posted on Oct, 17 2018 @ 10:42 PM
originally posted by: kloejen
Q: What would happen if a supermassive black hole collided with a supermassive black hole of antimatter?
originally posted by: TEOTWAWKIAIFF
phys.org - What if a black hole met an antimatter black hole?
It's not clear that black holes can be composed of either matter or anti-matter as we know it. We can say that matter or anti-matter went into the
black hole, but once inside the event horizon, the laws of physics as we know them break down so we can't say what form the mass has other than to say
it's more dense than the forms of matter and anti-matter we are familiar with, even more dense than a neutron star. One possibility is that the mass
inside a black hole does not come from any sort of matter at all, but is a form of energy. This is not so unthinkable when you realize that about 99%
of your own mass comes from energy, so why couldn't that be 100% inside a black hole?
So if the black hole is say some kind of highly dense form of energy inside, it's possible that it can't be classified as either matter or
anti-matter. Even if that's the case, the answer in the link that combining two black holes gives you a bigger black hole would remain true whether
they are made out of matter, energy, or whatever. According to the physics we think we do know they would combine their masses in any case. But we
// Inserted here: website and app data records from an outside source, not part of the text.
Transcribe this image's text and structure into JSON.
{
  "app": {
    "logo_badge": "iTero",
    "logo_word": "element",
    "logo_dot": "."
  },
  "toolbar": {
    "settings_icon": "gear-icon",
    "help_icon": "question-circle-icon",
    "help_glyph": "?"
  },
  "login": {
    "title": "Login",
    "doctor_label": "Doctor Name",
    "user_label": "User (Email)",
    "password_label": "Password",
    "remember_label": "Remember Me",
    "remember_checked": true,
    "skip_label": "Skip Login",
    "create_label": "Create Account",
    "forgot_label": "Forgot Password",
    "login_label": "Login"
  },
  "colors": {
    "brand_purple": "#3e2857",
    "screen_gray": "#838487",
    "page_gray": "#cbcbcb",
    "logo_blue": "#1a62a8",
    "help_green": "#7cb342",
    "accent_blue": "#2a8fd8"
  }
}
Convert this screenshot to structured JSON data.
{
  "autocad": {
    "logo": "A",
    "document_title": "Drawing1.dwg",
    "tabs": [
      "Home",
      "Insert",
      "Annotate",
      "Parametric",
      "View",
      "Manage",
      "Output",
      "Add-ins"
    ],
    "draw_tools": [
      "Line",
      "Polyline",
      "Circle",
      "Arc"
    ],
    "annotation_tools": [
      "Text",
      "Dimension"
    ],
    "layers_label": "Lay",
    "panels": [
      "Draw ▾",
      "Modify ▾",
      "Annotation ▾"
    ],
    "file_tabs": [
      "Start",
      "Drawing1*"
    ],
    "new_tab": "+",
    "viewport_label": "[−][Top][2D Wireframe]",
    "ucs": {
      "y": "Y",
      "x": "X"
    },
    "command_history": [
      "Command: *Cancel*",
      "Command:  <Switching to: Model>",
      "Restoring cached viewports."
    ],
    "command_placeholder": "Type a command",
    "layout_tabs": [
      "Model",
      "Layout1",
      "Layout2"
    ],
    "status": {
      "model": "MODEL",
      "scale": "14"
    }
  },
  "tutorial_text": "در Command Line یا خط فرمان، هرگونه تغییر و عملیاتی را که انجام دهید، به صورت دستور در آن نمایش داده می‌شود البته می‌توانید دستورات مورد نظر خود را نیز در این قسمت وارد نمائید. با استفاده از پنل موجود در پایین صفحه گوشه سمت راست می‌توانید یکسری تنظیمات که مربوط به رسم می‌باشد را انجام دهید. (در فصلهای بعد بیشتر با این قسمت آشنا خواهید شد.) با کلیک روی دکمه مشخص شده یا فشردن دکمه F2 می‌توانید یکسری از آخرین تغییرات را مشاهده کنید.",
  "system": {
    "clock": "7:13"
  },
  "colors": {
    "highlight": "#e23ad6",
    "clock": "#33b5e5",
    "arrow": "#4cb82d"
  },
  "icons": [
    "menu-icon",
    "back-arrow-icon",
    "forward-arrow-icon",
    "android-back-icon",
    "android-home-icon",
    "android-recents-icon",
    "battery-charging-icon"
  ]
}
just don't have physics to describe the state of matter or energy inside a black hole, though we know it's too dense to be made of the types of
baryonic matter or anti-matter we are familiar with.
What is a black hole made of?
The simple answer is that we don’t know. A black hole is defined as a region of spacetime from which extremely strong gravity prevents anything,
including light, from escaping.
We know that matter falling into black holes is no different from the matter which can be found lurking around the rest of the Universe. However, the
closer we get to the centre of a black hole, the faster our understanding of physics breaks down. Thanks to General Relativity, we think we understand
what happens in this extreme gravity and with the help of Quantum Mechanics, we can make an intelligent estimate as to what happens at smaller,
microscopic scales. But if the two theories are combined – like they would be at the centre of a black hole – they break down, leaving us with no
idea as to what’s going on!
To get around the problem, astrophysicists need a theory of gravity that is compatible with Quantum Mechanics that might just describe the physics
inside a black hole. At the moment though, no such model exists but physicists are working on it.
In addition to forming a larger black hole, the merger would likely distort space-time so if the black holes were massive enough and not too far away
we might detect gravitational waves from the merger. By Super Black hole I guess you mean supermassive, in which case the supermassive black holes at
the center of the Milky way and Andromeda galaxies are expected to merge in some billions of years. Unfortunately the Earth will no longer be able to
support life then or may not even exist, but if humans have colonized elsewhere and set up a gravitational wave detector, I imagine the results of
that merger will be spectacular, because the mass of the milky way's black hole is already huge at 4.1 million solar masses, but the mass of
Andromeda's black hole is thought to be at least 110 million solar masses and perhaps even twice that.
edit on 20181017 by Arbitrageur because: clarification